# Aim of the task:
Your answer should be every line of the records that contains the word "true", copied as it stands.

▽

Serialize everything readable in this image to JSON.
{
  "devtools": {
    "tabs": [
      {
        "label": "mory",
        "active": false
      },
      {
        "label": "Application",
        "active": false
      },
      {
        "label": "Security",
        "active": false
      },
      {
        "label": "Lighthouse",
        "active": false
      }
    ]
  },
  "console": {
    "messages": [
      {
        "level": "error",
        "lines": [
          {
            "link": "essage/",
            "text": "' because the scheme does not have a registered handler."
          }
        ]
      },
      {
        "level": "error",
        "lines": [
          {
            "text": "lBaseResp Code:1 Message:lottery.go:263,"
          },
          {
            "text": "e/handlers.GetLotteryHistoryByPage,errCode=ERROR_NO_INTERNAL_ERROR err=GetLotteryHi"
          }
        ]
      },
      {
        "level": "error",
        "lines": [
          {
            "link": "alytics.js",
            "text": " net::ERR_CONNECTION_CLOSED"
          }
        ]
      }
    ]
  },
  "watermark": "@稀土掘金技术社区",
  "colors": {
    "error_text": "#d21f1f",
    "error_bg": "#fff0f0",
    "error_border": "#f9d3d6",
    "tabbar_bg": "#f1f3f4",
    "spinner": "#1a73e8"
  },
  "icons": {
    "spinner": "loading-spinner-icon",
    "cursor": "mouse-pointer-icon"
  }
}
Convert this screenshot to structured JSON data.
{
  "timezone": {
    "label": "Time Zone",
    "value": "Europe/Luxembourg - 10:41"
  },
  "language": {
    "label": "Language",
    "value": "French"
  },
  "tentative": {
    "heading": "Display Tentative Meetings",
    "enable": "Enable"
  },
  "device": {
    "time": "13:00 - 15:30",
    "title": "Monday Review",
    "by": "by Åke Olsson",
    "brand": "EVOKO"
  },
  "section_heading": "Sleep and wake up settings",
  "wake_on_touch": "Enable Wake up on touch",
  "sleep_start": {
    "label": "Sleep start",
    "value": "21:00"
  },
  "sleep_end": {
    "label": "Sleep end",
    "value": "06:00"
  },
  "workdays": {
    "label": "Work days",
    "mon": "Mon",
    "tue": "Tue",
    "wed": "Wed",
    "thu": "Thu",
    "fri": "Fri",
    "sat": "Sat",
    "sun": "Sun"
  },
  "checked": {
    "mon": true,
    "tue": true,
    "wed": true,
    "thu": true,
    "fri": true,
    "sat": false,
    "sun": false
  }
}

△
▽

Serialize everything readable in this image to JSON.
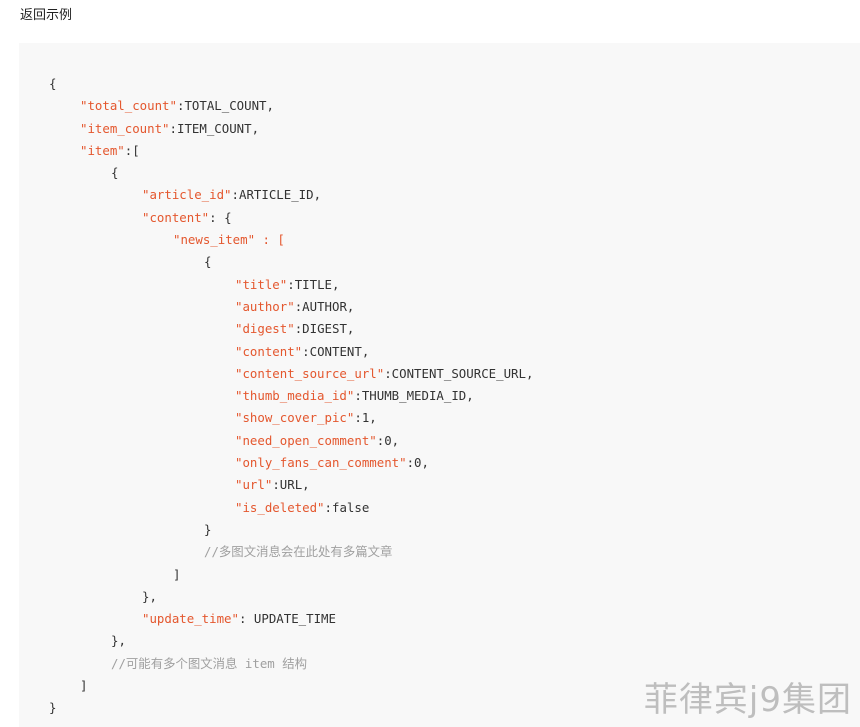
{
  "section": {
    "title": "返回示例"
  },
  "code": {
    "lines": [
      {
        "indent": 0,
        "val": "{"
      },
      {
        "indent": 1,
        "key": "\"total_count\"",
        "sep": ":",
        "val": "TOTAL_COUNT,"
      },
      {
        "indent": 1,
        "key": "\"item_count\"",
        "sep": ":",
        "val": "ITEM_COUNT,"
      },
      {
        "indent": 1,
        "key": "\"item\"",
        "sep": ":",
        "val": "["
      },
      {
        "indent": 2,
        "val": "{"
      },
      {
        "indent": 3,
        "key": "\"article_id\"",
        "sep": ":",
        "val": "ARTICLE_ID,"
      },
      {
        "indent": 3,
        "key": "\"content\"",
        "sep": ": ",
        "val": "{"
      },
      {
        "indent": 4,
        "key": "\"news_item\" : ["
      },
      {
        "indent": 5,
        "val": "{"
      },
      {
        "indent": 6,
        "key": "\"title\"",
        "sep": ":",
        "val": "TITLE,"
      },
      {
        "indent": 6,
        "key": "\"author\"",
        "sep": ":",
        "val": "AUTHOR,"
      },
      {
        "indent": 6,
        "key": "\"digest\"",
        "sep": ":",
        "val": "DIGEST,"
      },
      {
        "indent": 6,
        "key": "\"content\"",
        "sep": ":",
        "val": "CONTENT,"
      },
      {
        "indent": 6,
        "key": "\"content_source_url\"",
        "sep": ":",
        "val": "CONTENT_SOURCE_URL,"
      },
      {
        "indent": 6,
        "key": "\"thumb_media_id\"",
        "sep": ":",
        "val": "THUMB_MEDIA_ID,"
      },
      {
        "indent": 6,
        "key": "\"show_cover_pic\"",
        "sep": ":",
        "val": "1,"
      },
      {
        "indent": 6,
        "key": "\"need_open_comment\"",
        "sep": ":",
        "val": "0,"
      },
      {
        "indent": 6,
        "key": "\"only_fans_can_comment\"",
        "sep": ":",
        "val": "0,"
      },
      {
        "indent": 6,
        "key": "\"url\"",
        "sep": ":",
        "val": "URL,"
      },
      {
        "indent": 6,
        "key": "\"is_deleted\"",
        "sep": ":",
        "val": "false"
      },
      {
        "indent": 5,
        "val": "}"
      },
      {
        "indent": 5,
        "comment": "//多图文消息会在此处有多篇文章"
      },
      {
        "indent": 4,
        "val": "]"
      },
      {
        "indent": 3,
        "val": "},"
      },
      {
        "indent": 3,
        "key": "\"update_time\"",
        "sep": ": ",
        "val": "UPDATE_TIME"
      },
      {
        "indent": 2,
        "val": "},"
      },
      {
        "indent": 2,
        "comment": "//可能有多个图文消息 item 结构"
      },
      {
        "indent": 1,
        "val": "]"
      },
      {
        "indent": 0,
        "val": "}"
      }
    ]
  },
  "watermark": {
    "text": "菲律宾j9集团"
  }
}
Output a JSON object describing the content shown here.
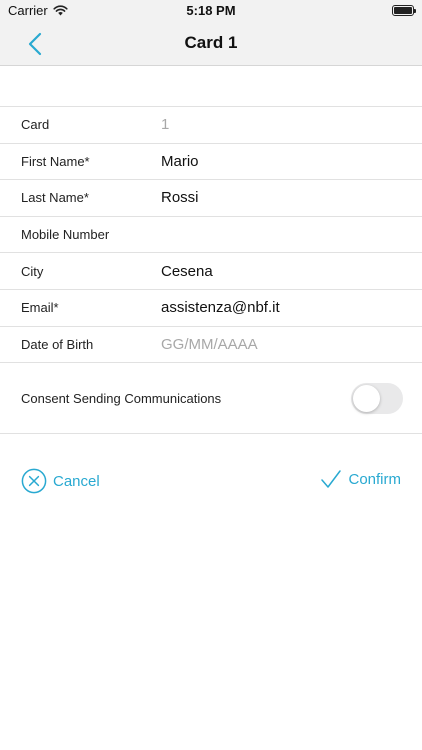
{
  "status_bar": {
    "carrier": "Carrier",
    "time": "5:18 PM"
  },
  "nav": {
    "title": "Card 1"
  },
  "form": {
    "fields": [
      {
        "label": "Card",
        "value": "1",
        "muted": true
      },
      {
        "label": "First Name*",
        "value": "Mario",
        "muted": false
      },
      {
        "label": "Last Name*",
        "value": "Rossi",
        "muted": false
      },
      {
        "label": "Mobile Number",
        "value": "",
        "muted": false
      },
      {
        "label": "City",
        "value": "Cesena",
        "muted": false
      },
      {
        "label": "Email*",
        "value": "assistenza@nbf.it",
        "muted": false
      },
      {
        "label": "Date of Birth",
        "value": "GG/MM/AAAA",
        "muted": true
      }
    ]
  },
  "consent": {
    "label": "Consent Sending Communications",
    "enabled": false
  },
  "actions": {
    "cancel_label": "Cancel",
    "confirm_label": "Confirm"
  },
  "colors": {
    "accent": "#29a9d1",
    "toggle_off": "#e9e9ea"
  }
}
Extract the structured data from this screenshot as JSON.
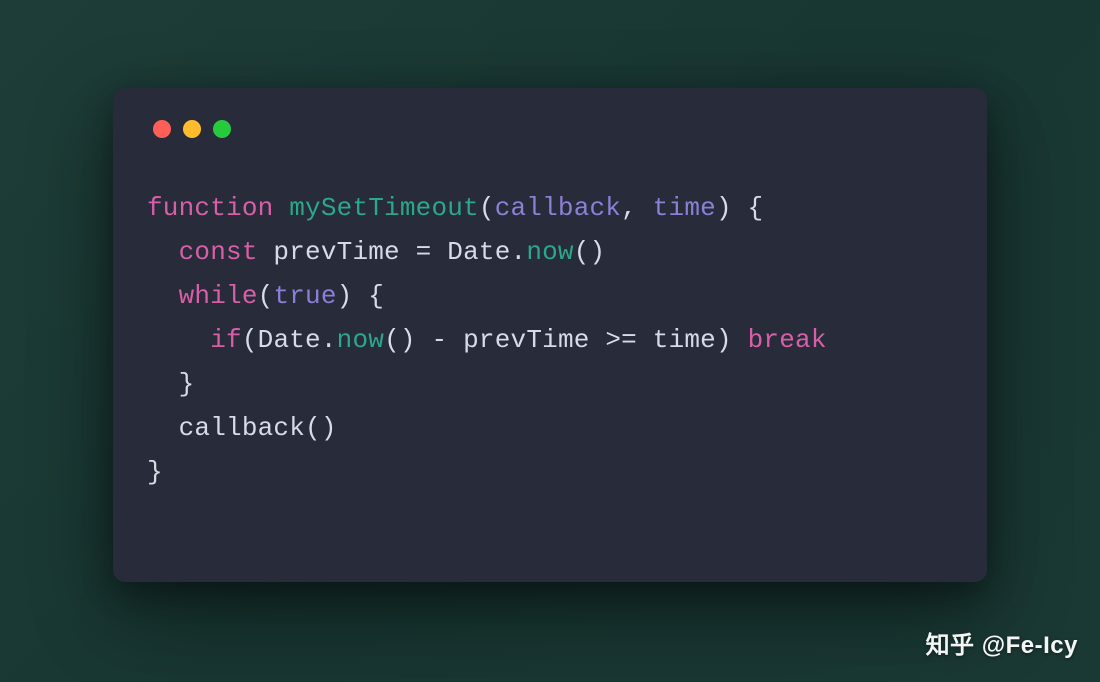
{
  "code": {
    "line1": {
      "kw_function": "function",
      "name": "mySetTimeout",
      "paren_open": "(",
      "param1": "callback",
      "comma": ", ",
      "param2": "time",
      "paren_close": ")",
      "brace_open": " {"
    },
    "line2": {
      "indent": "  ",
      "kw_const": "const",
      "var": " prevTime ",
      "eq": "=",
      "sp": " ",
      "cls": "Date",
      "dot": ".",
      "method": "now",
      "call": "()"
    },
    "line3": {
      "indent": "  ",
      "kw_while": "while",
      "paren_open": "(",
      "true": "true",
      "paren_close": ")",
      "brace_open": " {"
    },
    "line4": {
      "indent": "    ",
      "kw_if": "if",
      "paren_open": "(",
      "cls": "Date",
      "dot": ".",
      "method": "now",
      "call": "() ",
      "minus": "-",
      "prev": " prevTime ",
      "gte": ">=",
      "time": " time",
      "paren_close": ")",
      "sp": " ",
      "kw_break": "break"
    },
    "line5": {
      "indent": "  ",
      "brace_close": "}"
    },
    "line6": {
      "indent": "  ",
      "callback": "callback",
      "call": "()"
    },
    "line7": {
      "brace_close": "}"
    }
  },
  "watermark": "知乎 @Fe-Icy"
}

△

# Response box:
    "mon": true,
    "tue": true,
    "wed": true,
    "thu": true,
    "fri": true,
        "muted": true
        "muted": true
      "true": "true",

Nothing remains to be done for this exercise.